■ Work task ■
The entries should be written out again exactly as they read.

(Component data from apps and pages)

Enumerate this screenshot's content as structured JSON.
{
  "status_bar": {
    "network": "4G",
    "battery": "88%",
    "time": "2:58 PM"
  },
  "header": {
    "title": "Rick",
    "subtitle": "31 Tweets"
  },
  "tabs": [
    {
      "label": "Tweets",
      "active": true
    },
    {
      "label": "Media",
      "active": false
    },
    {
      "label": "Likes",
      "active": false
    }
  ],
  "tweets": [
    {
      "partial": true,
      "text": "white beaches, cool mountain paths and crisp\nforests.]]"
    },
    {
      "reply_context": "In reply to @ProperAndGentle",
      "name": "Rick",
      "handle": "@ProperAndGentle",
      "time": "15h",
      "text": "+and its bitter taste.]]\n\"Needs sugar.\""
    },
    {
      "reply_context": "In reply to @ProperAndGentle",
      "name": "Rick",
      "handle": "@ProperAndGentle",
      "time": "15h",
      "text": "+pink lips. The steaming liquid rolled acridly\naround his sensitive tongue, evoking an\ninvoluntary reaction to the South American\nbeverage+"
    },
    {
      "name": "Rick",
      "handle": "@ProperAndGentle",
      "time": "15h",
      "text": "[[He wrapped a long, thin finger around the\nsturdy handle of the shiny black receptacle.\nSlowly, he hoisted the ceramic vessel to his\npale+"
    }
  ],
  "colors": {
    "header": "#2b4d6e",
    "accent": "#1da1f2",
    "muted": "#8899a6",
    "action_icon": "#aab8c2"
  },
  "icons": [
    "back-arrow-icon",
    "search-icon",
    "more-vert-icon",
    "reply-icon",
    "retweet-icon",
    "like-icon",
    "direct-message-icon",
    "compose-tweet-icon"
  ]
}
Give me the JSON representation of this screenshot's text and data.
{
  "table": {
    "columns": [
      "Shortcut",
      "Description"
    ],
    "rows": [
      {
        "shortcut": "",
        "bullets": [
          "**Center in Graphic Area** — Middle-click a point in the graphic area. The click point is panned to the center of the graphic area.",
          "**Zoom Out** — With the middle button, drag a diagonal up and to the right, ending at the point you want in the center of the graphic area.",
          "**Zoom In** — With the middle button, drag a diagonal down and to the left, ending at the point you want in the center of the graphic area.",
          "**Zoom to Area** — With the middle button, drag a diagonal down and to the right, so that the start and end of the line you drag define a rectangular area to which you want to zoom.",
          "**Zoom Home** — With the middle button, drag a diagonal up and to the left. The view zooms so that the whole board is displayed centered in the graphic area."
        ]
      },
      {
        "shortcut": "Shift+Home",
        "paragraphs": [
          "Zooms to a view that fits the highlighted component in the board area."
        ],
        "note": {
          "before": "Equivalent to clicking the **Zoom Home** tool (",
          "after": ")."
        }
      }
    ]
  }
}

■ Reply to the task ■
Enumerate this screenshot's content as structured JSON.
{
  "status_bar": {
    "network": "4G",
    "battery": "88%",
    "time": "2:58 PM"
  },
  "header": {
    "title": "Rick",
    "subtitle": "31 Tweets"
  },
  "tabs": [
    {
      "label": "Tweets",
      "active": true
    },
    {
      "label": "Media",
      "active": false
    },
    {
      "label": "Likes",
      "active": false
    }
  ],
  "tweets": [
    {
      "partial": true,
      "text": "white beaches, cool mountain paths and crisp\nforests.]]"
    },
    {
      "reply_context": "In reply to @ProperAndGentle",
      "name": "Rick",
      "handle": "@ProperAndGentle",
      "time": "15h",
      "text": "+and its bitter taste.]]\n\"Needs sugar.\""
    },
    {
      "reply_context": "In reply to @ProperAndGentle",
      "name": "Rick",
      "handle": "@ProperAndGentle",
      "time": "15h",
      "text": "+pink lips. The steaming liquid rolled acridly\naround his sensitive tongue, evoking an\ninvoluntary reaction to the South American\nbeverage+"
    },
    {
      "name": "Rick",
      "handle": "@ProperAndGentle",
      "time": "15h",
      "text": "[[He wrapped a long, thin finger around the\nsturdy handle of the shiny black receptacle.\nSlowly, he hoisted the ceramic vessel to his\npale+"
    }
  ],
  "colors": {
    "header": "#2b4d6e",
    "accent": "#1da1f2",
    "muted": "#8899a6",
    "action_icon": "#aab8c2"
  },
  "icons": [
    "back-arrow-icon",
    "search-icon",
    "more-vert-icon",
    "reply-icon",
    "retweet-icon",
    "like-icon",
    "direct-message-icon",
    "compose-tweet-icon"
  ]
}
Give me the JSON representation of this screenshot's text and data.
{
  "table": {
    "columns": [
      "Shortcut",
      "Description"
    ],
    "rows": [
      {
        "shortcut": "",
        "bullets": [
          "**Center in Graphic Area** — Middle-click a point in the graphic area. The click point is panned to the center of the graphic area.",
          "**Zoom Out** — With the middle button, drag a diagonal up and to the right, ending at the point you want in the center of the graphic area.",
          "**Zoom In** — With the middle button, drag a diagonal down and to the left, ending at the point you want in the center of the graphic area.",
          "**Zoom to Area** — With the middle button, drag a diagonal down and to the right, so that the start and end of the line you drag define a rectangular area to which you want to zoom.",
          "**Zoom Home** — With the middle button, drag a diagonal up and to the left. The view zooms so that the whole board is displayed centered in the graphic area."
        ]
      },
      {
        "shortcut": "Shift+Home",
        "paragraphs": [
          "Zooms to a view that fits the highlighted component in the board area."
        ],
        "note": {
          "before": "Equivalent to clicking the **Zoom Home** tool (",
          "after": ")."
        }
      }
    ]
  }
}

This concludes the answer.